Could you write out all the records once more, exactly?

EXERCISE MATERIAL:
-*-

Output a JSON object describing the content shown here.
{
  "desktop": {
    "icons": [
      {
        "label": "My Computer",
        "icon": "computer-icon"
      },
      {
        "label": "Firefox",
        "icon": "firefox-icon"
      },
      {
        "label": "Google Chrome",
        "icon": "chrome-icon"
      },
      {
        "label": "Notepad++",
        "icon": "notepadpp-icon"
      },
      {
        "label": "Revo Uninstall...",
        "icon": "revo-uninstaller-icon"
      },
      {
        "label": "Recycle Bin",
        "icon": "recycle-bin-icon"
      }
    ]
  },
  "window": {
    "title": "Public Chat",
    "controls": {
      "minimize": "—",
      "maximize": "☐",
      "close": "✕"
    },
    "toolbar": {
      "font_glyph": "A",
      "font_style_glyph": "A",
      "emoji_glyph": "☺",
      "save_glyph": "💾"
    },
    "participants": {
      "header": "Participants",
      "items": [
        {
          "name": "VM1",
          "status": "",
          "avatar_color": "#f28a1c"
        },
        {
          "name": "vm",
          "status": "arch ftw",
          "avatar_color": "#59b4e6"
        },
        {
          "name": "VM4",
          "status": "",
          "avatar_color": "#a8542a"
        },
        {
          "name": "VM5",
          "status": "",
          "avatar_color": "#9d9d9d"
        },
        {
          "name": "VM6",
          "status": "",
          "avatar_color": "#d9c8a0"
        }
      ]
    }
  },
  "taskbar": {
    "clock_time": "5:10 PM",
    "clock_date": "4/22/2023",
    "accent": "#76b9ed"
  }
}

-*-

TASK SOLUTION:
Output a JSON object describing the content shown here.
{
  "desktop": {
    "icons": [
      {
        "label": "My Computer",
        "icon": "computer-icon"
      },
      {
        "label": "Firefox",
        "icon": "firefox-icon"
      },
      {
        "label": "Google Chrome",
        "icon": "chrome-icon"
      },
      {
        "label": "Notepad++",
        "icon": "notepadpp-icon"
      },
      {
        "label": "Revo Uninstall...",
        "icon": "revo-uninstaller-icon"
      },
      {
        "label": "Recycle Bin",
        "icon": "recycle-bin-icon"
      }
    ]
  },
  "window": {
    "title": "Public Chat",
    "controls": {
      "minimize": "—",
      "maximize": "☐",
      "close": "✕"
    },
    "toolbar": {
      "font_glyph": "A",
      "font_style_glyph": "A",
      "emoji_glyph": "☺",
      "save_glyph": "💾"
    },
    "participants": {
      "header": "Participants",
      "items": [
        {
          "name": "VM1",
          "status": "",
          "avatar_color": "#f28a1c"
        },
        {
          "name": "vm",
          "status": "arch ftw",
          "avatar_color": "#59b4e6"
        },
        {
          "name": "VM4",
          "status": "",
          "avatar_color": "#a8542a"
        },
        {
          "name": "VM5",
          "status": "",
          "avatar_color": "#9d9d9d"
        },
        {
          "name": "VM6",
          "status": "",
          "avatar_color": "#d9c8a0"
        }
      ]
    }
  },
  "taskbar": {
    "clock_time": "5:10 PM",
    "clock_date": "4/22/2023",
    "accent": "#76b9ed"
  }
}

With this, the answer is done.